Exercise prompt
Every line below should come back exactly as written, though the pictures stay out.

▼

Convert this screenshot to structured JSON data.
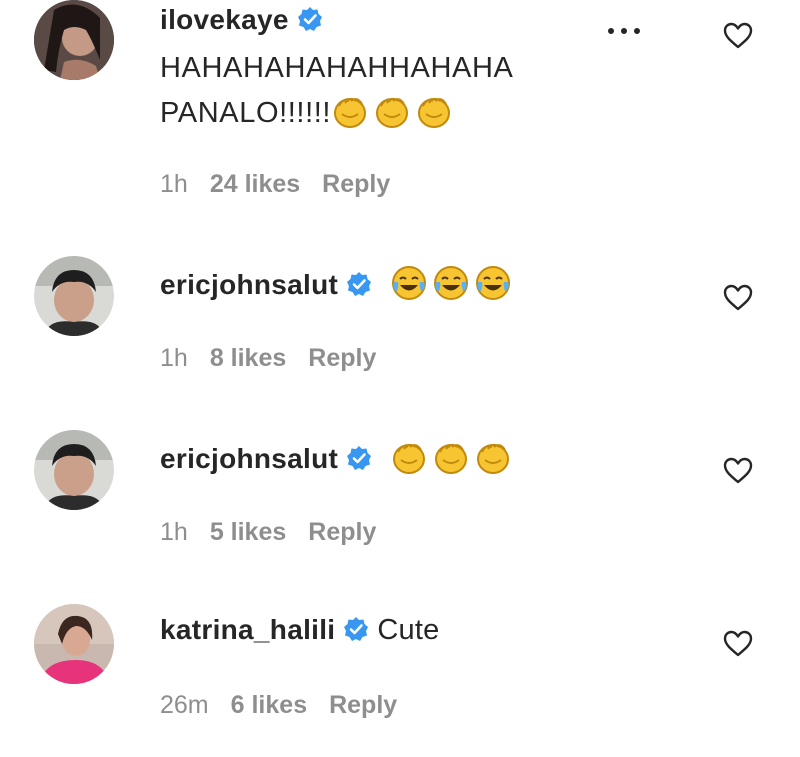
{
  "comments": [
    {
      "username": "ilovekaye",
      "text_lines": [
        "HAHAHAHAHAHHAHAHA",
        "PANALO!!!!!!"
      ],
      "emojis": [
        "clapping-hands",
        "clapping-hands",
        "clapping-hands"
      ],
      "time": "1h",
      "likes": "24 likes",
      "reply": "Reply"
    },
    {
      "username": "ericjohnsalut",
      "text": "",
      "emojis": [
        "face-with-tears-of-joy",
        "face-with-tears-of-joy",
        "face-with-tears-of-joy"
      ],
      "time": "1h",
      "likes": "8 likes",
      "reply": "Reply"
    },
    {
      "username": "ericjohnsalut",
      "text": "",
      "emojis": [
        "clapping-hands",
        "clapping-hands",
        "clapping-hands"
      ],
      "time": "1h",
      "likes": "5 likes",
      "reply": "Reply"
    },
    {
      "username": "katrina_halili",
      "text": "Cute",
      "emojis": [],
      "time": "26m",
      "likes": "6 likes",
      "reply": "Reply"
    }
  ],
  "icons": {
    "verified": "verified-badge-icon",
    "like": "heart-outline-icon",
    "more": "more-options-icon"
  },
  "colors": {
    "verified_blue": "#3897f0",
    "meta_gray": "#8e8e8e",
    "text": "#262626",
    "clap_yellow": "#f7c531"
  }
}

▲

Answer box
Convert this screenshot to structured JSON data.
{
  "comments": [
    {
      "username": "ilovekaye",
      "text_lines": [
        "HAHAHAHAHAHHAHAHA",
        "PANALO!!!!!!"
      ],
      "emojis": [
        "clapping-hands",
        "clapping-hands",
        "clapping-hands"
      ],
      "time": "1h",
      "likes": "24 likes",
      "reply": "Reply"
    },
    {
      "username": "ericjohnsalut",
      "text": "",
      "emojis": [
        "face-with-tears-of-joy",
        "face-with-tears-of-joy",
        "face-with-tears-of-joy"
      ],
      "time": "1h",
      "likes": "8 likes",
      "reply": "Reply"
    },
    {
      "username": "ericjohnsalut",
      "text": "",
      "emojis": [
        "clapping-hands",
        "clapping-hands",
        "clapping-hands"
      ],
      "time": "1h",
      "likes": "5 likes",
      "reply": "Reply"
    },
    {
      "username": "katrina_halili",
      "text": "Cute",
      "emojis": [],
      "time": "26m",
      "likes": "6 likes",
      "reply": "Reply"
    }
  ],
  "icons": {
    "verified": "verified-badge-icon",
    "like": "heart-outline-icon",
    "more": "more-options-icon"
  },
  "colors": {
    "verified_blue": "#3897f0",
    "meta_gray": "#8e8e8e",
    "text": "#262626",
    "clap_yellow": "#f7c531"
  }
}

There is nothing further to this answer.